We spend our whole life trying to ensure security, but Entrepreneurial Innovation is all about risk!
Our Safety Net of Insurance
- We spend our whole life trying to buy security from the unknown, to ensure KNOWN outcomes so that we are protected from everything that might be UNKNOWN…such as a death, a car accident, a fire.
- We got life insurance, healthcare insurance, car insurance, disability insurance, homeowners insurance, personal property insurance, casualty insurance, state and federal unemployment insurance, income insurance via social security and retirement savings …the list goes on and these are just basic insurance types. You can see many more types here. Businesses have their own class of insurances and derivatives to ensure earnings.
- Becuase of our interest in KNOWN outcomes, we spend a large amount of our income insuring ourselves and our businesses to reduce our risk. (My wife and I are fascinated at the cost to just live and breath with basic insurance, even if it is a very simple life) But it can feel very re-assuring to have insurance even though we all seem to pay an arm and leg for it. For those that worry, it helps them worry less.
- For many of us, we work for big companies that provide us with a comfort of job insurance. The larger the company, often the more insured you might be from termination. And even if you do get the axe, you will likely end up with a very nice severance package.
The Rollercoaster Ride of Risk
- Now lets examine entrepreneurial innovation. Entrepreneurial innovation is all about taking big risks! Big risks that can have completely UNKNOWN outcomes. What a radical opposite from all of the insurance that we surround ourselves with. Moreover, being an entrepreneur can also mean lower quality insurance plans. So, with our enormous interest in insurance, it seems counterintuitive to be an entrepreur and take on so much risk and forgoe so much security.
- Ronald J. Baker, in his book Pricing on Purpose, sums it up well:

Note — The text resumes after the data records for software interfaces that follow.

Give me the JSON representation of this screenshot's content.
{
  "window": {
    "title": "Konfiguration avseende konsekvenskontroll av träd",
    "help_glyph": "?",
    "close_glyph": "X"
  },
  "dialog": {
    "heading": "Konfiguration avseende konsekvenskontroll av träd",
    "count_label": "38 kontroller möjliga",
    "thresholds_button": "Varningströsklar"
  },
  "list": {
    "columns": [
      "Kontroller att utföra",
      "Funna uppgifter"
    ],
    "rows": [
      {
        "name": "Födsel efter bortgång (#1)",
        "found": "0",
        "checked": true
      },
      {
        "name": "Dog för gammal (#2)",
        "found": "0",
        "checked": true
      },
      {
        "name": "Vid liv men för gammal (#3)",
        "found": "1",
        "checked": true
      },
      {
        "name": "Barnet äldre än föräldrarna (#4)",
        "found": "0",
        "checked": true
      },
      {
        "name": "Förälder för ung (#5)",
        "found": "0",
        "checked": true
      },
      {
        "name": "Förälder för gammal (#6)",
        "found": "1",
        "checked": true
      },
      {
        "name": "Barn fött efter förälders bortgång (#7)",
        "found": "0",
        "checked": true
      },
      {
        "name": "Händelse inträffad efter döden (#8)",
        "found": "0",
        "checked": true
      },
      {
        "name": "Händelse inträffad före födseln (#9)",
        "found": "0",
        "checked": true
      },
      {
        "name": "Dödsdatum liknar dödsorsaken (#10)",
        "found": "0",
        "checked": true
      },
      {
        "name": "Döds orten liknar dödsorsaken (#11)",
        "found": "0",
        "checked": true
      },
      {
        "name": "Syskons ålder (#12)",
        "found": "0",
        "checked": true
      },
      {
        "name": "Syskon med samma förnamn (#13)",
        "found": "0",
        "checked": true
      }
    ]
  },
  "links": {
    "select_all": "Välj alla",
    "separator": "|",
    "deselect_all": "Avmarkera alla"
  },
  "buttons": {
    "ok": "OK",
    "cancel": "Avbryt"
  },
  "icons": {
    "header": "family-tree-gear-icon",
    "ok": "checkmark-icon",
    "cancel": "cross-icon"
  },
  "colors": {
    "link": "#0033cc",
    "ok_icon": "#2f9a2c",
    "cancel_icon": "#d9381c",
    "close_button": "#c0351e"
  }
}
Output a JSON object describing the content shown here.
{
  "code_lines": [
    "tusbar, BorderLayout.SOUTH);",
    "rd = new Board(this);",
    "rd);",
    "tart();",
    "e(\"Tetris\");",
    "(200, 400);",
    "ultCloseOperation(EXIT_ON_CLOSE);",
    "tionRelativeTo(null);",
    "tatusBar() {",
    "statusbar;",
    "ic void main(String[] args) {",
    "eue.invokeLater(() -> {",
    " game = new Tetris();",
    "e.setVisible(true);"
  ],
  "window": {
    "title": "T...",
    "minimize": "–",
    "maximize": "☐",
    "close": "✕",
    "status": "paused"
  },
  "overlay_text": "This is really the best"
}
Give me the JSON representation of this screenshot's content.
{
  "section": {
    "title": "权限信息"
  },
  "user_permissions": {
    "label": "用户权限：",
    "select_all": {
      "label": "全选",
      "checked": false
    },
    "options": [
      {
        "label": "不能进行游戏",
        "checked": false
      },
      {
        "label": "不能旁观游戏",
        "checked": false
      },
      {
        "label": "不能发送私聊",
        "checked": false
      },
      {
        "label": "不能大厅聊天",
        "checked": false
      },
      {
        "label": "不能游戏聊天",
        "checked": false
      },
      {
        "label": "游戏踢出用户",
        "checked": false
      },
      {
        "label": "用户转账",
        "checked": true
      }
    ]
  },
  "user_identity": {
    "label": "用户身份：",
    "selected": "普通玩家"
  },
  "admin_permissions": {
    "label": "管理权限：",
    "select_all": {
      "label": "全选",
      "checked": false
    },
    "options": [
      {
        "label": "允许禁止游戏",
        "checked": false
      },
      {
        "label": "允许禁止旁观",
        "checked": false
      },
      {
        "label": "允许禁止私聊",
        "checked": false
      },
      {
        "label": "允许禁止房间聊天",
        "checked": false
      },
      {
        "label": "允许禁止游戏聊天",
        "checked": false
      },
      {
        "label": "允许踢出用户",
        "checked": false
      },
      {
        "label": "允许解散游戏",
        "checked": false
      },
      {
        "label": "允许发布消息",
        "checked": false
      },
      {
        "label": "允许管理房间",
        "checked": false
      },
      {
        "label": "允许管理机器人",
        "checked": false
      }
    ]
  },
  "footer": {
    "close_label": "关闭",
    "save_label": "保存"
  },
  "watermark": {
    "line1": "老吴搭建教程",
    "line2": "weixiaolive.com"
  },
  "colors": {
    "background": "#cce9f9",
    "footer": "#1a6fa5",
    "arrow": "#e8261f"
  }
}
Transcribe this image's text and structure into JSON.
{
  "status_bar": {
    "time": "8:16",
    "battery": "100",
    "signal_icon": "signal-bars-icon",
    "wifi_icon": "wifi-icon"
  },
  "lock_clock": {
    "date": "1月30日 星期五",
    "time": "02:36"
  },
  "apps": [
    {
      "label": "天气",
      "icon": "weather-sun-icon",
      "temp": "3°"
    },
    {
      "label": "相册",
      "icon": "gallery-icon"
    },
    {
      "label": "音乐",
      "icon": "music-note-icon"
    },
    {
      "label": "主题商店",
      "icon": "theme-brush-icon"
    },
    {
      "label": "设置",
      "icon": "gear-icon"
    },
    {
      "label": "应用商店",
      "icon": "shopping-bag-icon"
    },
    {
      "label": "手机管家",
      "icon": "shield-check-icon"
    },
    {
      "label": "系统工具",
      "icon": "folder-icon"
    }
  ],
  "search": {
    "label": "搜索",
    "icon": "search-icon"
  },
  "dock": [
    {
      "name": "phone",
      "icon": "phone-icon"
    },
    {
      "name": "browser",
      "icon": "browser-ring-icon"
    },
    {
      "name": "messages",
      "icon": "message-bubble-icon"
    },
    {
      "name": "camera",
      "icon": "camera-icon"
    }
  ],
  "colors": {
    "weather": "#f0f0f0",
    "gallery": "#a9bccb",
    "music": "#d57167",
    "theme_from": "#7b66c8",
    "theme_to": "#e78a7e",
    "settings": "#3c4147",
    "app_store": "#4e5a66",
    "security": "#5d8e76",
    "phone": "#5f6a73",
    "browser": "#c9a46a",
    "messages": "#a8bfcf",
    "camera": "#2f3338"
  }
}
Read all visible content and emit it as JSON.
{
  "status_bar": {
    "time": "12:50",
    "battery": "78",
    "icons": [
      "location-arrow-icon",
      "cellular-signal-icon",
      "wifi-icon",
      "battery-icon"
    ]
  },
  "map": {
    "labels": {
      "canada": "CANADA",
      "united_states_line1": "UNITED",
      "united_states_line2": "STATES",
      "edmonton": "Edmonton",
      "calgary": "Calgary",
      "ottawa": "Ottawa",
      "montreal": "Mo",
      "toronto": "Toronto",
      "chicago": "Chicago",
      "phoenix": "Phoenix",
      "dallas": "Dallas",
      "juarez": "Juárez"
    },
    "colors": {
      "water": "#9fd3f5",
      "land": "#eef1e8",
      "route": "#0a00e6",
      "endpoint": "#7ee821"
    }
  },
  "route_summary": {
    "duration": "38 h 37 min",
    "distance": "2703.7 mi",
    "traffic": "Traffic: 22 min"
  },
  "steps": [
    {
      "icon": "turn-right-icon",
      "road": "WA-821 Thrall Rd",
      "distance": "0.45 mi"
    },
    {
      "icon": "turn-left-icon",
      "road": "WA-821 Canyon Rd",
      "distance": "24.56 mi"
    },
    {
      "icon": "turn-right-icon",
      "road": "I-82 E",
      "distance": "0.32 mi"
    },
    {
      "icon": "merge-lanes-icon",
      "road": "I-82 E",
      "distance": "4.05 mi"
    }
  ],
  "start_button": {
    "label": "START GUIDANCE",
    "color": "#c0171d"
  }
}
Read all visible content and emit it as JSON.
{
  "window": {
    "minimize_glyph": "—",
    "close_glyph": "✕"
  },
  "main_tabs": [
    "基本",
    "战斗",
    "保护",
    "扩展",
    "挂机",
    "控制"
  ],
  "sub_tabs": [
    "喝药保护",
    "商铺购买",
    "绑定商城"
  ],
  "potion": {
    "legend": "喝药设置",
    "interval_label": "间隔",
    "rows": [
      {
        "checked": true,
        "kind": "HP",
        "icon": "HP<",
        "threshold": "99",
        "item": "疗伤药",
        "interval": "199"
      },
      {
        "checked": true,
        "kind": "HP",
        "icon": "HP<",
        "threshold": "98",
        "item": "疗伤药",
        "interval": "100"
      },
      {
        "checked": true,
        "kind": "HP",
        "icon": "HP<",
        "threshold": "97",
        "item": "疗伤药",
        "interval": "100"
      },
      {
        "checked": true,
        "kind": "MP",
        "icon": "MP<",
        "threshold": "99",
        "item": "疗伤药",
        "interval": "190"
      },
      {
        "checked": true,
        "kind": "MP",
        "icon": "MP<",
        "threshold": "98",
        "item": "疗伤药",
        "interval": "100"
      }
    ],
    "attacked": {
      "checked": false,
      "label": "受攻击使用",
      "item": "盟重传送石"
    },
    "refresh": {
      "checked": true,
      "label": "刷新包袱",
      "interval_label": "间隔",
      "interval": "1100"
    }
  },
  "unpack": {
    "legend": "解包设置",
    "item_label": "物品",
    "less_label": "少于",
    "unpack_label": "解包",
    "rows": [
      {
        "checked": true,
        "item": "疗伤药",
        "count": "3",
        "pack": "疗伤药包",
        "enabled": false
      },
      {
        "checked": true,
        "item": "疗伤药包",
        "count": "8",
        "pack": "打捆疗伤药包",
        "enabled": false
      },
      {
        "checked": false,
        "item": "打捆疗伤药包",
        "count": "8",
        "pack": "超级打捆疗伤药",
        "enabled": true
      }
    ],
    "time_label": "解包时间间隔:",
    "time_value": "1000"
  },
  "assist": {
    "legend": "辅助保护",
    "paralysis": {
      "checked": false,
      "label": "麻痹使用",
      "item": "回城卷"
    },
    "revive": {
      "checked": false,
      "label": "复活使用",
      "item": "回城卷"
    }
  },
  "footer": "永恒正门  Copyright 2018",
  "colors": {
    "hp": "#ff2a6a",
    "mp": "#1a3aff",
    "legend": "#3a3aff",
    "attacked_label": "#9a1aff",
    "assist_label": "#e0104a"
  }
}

“The history of business is the history of dreamers, and entrepreneurs, those rare individuals who cast aside the security of a paycheck, mortgage everything they have, and chase a dream that ends up creating our futures. The great economist Joseph Schumpeter referred to this process as the ‘perennial gale of creative destruction.’ The tempo of business is not one of stability, order, and a level playing field, but rather of disequilibrium and instability. Stability and equality only exist in the graveyards.“
The Reality: it’s not for everyone
- Entrepreneural innovation isn’t for everyone. A start-up is often a rollercoaster ride with highs and lows and unexpected drops. It takes quite a bit of energy and ethusiasm to bear the UNKNOWNS and quite a bit of committment and dedication to forgoe some of the insurances that come from working for a big company. Trying to create something new that no-one else has done before takes guts. And it gets more difficult the longer you wait…the spouse, kids, car, mortgage, savings, retirement exponentially contribute to tying you to a needed KNOWN paycheck.
- That’s why one of the most common attributes in successful entrpreneurs is Enthusiasm among the UNKOWNS. They often have a well of hope and energy that helps push the team forward and forgoe things now in hope of better things to come.
The comfort of taking this risk
- If you do decide to take the entrepreneur leap, take comfort in the fact that millions have gone before you. Every small to big business you see in your community started with some person in their “garage” following their vision who decided to step outside the comfort level of KNOWN outcomes and explore the UNKNOWN–trying to create something new that has value to others.
Let me know if you agree with my contrast between insurance and entrepreneurial innovation?
PS: Innovative idea for an insurance entrepreneur
Hey, maybe someone will be clever enough to come up with an entrepreneur insurance, where you pay a premium to insure yourself if you fail and ease up the ride while you search for someone else to pay for all of your good insurance. Good idea/bad idea?